* _Brief_
Reply with one number: the count of lines in the data that hold the string "chip".

* _Extracted data_
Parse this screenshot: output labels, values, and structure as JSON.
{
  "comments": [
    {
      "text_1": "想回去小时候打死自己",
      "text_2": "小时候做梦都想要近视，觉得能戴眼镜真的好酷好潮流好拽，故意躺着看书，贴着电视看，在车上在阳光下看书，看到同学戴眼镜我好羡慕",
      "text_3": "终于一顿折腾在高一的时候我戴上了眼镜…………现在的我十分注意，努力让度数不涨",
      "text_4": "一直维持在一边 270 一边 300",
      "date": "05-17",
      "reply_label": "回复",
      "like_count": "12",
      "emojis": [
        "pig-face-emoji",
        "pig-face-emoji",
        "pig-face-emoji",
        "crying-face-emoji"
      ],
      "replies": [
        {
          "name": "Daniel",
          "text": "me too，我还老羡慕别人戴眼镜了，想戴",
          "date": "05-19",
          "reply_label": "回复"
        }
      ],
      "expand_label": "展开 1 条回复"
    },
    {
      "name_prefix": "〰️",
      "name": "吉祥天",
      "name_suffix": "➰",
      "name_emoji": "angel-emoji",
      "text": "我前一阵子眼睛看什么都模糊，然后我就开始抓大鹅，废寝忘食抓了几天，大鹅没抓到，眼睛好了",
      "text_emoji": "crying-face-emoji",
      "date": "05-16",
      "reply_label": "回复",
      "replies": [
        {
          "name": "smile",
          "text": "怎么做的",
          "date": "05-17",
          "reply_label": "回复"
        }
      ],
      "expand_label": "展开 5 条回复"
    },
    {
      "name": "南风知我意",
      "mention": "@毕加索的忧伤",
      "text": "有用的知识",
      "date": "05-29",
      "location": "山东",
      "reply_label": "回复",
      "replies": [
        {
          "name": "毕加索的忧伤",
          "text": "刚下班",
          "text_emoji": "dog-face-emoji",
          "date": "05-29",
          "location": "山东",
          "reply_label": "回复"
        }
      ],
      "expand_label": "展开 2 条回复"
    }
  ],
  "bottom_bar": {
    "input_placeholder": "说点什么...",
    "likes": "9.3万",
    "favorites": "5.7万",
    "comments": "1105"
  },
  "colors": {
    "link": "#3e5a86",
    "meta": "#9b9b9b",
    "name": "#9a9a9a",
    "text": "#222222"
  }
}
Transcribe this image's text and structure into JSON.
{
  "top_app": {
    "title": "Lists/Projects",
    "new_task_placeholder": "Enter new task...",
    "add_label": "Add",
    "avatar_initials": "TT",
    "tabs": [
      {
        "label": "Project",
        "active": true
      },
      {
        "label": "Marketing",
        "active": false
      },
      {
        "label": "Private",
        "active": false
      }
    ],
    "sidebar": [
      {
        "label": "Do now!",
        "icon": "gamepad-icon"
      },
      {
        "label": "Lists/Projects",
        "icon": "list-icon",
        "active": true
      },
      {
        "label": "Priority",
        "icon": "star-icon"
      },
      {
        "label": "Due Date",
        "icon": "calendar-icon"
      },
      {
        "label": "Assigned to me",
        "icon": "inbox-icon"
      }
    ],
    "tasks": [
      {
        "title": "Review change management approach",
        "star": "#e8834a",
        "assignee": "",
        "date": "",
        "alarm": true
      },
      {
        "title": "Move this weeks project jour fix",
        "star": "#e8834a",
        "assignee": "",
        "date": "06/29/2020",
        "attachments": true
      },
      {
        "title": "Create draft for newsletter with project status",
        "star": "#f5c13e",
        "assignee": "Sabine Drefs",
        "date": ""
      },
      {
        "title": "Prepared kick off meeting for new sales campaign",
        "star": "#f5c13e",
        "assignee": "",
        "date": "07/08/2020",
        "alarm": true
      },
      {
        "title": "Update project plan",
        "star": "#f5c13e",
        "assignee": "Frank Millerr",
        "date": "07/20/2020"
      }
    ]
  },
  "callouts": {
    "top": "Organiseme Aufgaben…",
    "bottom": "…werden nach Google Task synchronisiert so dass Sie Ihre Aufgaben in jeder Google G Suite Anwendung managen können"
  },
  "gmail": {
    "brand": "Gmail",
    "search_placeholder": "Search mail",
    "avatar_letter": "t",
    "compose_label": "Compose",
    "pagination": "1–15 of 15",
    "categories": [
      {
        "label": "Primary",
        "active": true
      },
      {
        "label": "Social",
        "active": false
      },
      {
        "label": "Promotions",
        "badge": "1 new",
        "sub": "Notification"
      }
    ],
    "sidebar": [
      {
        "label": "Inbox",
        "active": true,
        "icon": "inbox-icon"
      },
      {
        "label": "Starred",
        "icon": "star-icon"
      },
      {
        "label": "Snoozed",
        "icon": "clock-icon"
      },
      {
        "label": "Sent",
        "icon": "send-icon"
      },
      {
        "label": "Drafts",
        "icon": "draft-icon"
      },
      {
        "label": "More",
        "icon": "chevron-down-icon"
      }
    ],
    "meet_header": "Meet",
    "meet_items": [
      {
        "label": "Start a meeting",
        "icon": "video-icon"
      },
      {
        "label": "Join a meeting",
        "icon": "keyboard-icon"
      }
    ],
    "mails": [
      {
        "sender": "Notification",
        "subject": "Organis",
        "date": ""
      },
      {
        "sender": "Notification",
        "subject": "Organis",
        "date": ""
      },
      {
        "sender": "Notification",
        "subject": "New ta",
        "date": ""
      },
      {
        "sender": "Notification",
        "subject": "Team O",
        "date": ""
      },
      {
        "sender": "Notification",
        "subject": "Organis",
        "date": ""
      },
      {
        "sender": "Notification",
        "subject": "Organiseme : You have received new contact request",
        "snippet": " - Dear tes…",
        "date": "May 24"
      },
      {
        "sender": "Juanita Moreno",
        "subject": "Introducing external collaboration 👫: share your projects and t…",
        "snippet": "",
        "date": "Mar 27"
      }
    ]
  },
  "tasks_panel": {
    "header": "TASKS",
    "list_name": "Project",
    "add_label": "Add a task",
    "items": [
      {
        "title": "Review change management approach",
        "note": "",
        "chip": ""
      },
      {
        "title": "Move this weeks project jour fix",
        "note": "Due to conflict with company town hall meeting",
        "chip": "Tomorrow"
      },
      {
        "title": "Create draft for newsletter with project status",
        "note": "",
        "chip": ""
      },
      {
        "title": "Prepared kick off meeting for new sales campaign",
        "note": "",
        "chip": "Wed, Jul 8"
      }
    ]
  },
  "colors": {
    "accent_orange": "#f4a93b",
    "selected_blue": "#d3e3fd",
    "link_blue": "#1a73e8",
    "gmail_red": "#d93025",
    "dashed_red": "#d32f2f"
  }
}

* _Exercise answer_
4